------ Supplied material ------
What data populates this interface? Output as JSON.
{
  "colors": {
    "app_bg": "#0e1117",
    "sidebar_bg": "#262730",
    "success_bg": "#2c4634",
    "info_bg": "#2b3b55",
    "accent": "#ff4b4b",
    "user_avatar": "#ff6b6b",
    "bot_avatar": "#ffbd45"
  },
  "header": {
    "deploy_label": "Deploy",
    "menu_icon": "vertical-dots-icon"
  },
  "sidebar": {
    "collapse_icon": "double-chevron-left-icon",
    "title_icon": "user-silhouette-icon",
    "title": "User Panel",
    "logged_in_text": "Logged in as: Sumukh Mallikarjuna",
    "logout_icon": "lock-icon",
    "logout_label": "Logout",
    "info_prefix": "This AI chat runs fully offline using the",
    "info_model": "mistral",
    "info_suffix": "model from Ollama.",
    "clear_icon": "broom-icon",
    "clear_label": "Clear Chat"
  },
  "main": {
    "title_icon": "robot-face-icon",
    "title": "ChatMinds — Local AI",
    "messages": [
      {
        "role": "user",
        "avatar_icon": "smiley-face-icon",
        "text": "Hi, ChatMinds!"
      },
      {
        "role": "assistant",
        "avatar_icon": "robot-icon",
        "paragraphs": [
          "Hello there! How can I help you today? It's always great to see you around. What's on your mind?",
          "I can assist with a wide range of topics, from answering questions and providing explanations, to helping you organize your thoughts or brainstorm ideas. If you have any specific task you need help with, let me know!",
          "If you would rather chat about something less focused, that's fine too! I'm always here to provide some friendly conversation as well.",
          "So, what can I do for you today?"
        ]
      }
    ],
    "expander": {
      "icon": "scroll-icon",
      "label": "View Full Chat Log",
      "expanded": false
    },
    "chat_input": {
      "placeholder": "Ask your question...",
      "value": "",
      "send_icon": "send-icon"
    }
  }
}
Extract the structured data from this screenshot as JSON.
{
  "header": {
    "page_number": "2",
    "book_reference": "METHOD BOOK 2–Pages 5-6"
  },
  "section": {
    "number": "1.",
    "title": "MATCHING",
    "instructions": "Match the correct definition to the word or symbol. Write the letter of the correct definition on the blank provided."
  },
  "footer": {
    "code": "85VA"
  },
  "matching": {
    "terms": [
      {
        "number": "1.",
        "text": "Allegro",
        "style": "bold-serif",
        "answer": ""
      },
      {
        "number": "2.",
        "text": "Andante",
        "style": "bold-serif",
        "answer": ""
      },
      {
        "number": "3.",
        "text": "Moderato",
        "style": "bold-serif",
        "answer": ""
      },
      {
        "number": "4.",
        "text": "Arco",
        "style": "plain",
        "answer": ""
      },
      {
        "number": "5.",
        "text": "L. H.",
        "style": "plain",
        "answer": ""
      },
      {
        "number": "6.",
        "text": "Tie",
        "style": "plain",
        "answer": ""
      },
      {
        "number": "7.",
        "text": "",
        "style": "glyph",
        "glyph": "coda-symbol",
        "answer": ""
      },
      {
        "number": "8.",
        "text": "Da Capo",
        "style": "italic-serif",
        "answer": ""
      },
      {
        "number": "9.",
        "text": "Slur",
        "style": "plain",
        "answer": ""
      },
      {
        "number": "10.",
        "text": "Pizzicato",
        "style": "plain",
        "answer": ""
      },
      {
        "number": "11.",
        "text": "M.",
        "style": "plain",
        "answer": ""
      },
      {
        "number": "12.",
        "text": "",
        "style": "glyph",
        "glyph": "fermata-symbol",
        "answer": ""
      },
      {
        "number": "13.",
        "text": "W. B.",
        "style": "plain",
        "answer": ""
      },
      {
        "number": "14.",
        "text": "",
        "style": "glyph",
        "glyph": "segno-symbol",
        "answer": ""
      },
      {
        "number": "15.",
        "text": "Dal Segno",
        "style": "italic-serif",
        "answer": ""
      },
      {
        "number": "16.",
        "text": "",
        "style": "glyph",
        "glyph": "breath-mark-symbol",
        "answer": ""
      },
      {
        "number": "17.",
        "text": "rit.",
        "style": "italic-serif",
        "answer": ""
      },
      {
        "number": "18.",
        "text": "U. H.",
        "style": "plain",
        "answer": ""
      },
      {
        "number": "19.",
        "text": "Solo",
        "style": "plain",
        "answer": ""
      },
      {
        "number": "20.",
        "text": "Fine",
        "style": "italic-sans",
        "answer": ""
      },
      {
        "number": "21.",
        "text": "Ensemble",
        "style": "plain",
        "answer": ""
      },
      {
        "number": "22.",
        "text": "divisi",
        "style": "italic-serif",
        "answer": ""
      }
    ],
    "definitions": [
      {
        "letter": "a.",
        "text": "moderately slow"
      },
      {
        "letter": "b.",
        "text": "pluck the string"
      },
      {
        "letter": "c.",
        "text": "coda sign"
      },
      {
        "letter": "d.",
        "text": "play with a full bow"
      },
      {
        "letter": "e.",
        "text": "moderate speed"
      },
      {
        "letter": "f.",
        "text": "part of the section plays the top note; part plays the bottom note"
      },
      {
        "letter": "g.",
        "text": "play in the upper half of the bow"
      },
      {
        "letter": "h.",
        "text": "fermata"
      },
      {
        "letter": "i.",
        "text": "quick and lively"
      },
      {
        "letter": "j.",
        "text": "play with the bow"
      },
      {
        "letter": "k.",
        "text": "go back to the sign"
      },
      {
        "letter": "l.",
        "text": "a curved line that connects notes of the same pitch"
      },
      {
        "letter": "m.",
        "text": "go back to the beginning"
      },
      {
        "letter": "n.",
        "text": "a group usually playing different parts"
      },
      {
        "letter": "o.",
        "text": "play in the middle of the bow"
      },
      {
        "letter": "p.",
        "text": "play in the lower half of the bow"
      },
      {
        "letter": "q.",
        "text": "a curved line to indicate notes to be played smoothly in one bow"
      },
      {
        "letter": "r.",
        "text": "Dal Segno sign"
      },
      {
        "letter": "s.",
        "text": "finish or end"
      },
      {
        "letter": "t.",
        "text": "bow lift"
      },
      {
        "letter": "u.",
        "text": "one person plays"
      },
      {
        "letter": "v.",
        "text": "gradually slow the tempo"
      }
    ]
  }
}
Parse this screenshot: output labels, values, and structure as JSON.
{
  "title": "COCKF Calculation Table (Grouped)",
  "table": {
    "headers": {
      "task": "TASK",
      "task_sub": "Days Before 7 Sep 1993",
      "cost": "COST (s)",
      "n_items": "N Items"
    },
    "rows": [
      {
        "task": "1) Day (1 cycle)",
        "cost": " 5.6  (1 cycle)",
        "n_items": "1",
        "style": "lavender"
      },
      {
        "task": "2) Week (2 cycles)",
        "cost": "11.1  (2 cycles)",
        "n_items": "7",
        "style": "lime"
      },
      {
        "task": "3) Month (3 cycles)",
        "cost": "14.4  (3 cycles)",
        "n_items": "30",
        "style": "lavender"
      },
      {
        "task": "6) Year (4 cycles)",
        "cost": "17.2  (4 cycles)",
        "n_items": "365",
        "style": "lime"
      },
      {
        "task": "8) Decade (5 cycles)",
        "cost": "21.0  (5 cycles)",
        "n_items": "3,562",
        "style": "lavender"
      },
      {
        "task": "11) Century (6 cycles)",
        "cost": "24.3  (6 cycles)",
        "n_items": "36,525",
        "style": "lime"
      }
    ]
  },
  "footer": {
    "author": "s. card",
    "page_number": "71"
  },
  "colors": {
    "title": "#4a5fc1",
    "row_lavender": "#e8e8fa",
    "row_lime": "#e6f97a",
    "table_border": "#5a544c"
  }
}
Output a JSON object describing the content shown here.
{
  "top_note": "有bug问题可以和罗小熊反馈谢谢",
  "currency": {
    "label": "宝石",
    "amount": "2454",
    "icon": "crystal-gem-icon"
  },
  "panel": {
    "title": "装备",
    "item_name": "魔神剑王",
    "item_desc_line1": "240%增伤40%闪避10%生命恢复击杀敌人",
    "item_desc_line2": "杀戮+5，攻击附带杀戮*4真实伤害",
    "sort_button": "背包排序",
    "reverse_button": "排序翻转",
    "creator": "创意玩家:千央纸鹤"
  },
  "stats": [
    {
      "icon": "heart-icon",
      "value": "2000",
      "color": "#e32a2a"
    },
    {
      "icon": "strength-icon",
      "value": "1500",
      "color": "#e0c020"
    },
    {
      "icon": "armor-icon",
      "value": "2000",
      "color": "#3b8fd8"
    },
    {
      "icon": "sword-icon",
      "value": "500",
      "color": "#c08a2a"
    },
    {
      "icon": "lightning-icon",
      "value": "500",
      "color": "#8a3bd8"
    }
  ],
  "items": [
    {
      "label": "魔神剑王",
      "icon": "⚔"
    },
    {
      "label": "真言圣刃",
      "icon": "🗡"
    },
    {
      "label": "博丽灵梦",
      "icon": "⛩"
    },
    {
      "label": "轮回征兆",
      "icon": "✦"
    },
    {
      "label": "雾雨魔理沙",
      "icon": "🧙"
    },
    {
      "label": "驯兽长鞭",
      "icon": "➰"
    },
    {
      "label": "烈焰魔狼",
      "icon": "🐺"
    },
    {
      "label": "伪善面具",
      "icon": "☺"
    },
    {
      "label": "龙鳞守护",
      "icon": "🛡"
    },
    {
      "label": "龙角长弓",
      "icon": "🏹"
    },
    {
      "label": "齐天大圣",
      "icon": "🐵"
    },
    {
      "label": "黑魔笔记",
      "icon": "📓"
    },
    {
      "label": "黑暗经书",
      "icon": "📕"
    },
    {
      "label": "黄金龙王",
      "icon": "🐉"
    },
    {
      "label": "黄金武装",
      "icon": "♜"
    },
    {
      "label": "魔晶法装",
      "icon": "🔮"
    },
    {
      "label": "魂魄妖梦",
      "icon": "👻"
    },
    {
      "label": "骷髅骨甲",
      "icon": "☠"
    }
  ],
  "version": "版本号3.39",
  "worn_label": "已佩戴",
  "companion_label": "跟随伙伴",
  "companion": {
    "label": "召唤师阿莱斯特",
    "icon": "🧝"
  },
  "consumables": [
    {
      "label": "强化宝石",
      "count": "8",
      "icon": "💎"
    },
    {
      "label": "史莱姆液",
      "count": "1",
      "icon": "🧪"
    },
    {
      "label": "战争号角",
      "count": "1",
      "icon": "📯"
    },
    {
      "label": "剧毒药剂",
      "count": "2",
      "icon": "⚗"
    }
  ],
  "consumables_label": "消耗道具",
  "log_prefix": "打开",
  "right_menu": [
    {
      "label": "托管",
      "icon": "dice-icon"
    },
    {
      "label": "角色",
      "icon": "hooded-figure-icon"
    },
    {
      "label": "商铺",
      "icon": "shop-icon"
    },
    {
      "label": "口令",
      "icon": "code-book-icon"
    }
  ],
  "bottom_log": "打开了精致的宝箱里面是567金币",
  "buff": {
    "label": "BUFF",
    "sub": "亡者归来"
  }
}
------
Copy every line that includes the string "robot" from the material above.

    "title_icon": "robot-face-icon",
        "avatar_icon": "robot-icon",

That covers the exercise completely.